Manual installation

The opennic-up Bash script can be downloaded to your preferred location. The systemd service and timer provided are to be copied to /usr/lib/systemd/system/.

Arch Linux package

If you use Arch Linux, a package is available here and provides a full integration of the automated update process.

Gentoo package

If you use Gentoo, a package is available here and provides full integration for the automated update process.

Scheduled update with systemd time

A systemd timer unit is provided, to enable and start the timer that will update the DNS servers twice a week, use:

# systemctl enable --now opennic-up.timer


The tools awk, sort, uniq, curl, fping, xargs and drill are required and must be found in the environment path. Network Manager is an optional dependency and will be used if installed.

Arch Linux

For Arch Linux users this corresponds to two dependencies on top of the base distribution which will be installed if not already present: fping and ldns.

RedHat, CentOS, Fedora

You will need to install fping and ldns.
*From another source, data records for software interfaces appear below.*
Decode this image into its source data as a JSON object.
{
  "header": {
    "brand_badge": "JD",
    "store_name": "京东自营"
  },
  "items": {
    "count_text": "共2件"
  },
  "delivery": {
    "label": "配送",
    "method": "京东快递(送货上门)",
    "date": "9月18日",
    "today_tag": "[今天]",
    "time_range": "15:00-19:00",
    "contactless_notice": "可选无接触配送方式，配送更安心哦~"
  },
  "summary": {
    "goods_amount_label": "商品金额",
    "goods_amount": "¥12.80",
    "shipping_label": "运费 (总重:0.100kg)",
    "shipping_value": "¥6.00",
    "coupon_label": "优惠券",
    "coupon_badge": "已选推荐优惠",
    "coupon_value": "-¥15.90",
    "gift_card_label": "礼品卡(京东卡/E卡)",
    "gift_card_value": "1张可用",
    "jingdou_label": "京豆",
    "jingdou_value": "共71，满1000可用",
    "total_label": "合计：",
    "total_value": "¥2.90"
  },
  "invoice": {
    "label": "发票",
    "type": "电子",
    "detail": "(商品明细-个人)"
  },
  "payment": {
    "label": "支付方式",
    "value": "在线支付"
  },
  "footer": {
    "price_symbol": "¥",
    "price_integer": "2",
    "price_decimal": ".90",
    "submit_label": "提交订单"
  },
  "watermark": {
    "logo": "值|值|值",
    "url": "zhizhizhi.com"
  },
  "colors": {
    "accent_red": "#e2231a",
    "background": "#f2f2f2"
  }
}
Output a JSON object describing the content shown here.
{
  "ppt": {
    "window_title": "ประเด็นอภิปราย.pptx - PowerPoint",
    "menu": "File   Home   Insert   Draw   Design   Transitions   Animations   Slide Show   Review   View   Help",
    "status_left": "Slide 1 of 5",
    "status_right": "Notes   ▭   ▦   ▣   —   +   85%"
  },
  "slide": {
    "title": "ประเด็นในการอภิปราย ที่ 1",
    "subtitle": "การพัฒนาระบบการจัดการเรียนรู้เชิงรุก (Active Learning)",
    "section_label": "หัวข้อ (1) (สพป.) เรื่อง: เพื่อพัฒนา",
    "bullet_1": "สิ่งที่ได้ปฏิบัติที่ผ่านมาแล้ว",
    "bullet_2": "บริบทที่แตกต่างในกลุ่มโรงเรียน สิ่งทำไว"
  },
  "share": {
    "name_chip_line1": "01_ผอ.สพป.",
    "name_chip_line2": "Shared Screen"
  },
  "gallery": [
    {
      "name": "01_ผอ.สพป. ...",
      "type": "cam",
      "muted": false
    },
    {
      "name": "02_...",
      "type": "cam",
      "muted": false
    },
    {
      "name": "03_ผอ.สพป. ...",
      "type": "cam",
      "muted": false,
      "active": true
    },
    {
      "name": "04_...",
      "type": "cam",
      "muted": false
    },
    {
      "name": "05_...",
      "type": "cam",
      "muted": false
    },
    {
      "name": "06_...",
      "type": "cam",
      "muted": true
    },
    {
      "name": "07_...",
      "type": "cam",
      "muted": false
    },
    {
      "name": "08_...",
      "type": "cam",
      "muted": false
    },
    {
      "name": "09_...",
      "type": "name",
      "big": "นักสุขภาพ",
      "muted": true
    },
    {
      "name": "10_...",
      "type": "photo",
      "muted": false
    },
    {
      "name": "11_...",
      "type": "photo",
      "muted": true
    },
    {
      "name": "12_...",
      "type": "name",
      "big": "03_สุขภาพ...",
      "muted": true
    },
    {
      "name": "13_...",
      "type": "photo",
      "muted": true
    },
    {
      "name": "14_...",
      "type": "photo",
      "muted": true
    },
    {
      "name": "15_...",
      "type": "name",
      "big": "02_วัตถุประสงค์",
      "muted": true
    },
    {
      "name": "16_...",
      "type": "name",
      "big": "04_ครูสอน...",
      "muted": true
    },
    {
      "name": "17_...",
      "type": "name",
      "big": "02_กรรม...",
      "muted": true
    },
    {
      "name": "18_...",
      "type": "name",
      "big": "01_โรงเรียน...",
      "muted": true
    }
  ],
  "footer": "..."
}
On Fedora, you will need to install ldns-utils.


For Ubuntu users, drill is provided by the ldnsutils package.

Gentoo, Funtoo

You will need to install net-analyzer/fping, net-dns/ldns-utils, and net-misc/curl.


# opennic-up [options]

    -q  quiet
    -v  version
    -h  help
    -f  <file> custom resolv.conf file

By default, it replaces the DNS servers with the 3 most responsive OpenNIC DNS servers for your location.

  • If Network Manager nmcli is found in the path, it is used to update the DNS entries
  • Otherwise the /etc/resolv.conf file is updated directly with the new nameservers, keeping the other options untouched
  • When -f is used, Network Manager is ignored and the custom resolv.conf will receive the update


opennic-up.conf is the configuration file for opennic-up.

opennic-up looks for the file at the location /etc/opennic-up.conf. Alternatively it can be saved in the user location ~/.config/opennic-up/opennic-up.conf and in this case it takes precedence over the former.

  • The configuration file defines the OpenNIC member's user and auth used to register one's IP for whitelisting. For example:
  • The number of DNS servers to retain, 3 by default, can be changed using the maxretain option:
  • The minimum required reliability of DNS servers as indicated in the retrieved server list, 90 by default (for 90% reliability), can be changed using the minreliability option:
  • The DNS server used for the initial's name resolution, more than one can be provided for fallback (space separated):